# Information given
--
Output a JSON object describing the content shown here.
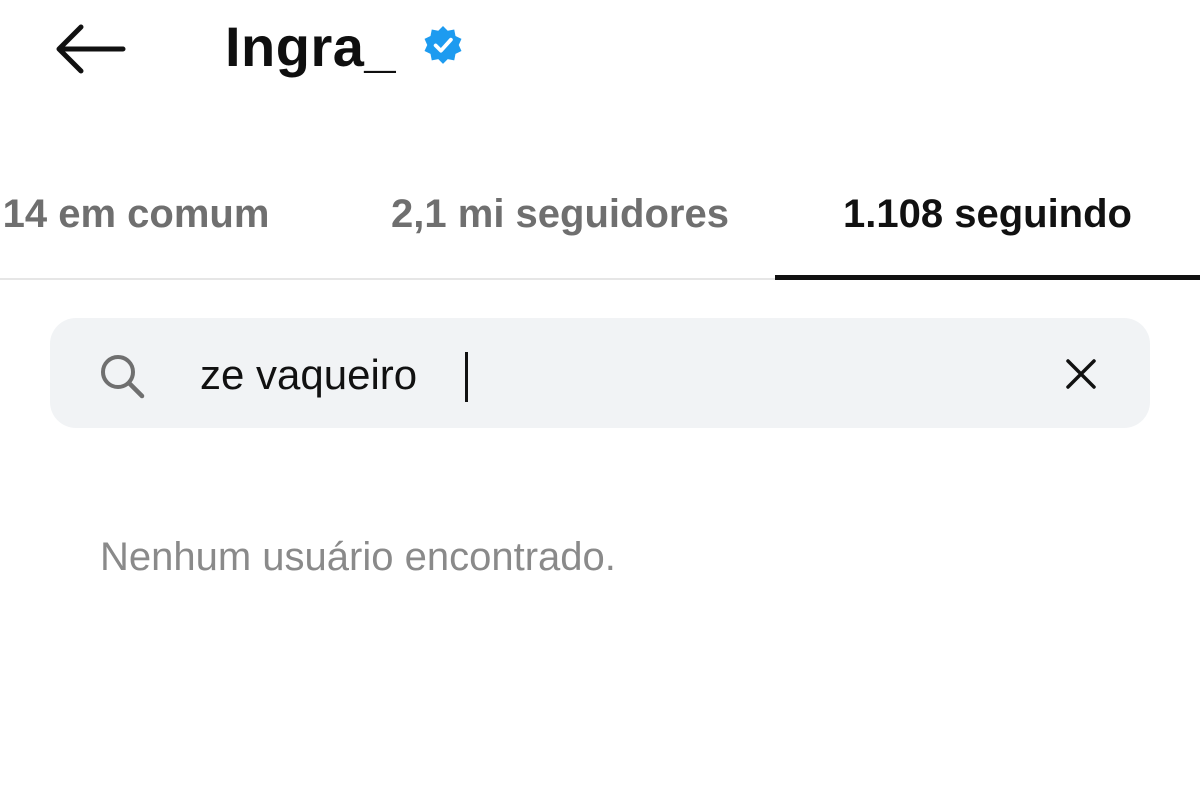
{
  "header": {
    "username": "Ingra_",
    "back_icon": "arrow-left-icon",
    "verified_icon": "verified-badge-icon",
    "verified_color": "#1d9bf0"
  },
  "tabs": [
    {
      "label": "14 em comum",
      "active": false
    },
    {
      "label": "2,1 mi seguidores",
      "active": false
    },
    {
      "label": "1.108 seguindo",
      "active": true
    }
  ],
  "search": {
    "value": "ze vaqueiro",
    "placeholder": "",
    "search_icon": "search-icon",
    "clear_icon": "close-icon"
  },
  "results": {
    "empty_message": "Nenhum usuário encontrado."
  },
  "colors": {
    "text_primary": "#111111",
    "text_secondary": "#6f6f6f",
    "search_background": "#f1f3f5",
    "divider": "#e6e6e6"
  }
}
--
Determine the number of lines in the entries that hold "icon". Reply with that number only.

# Solution below
4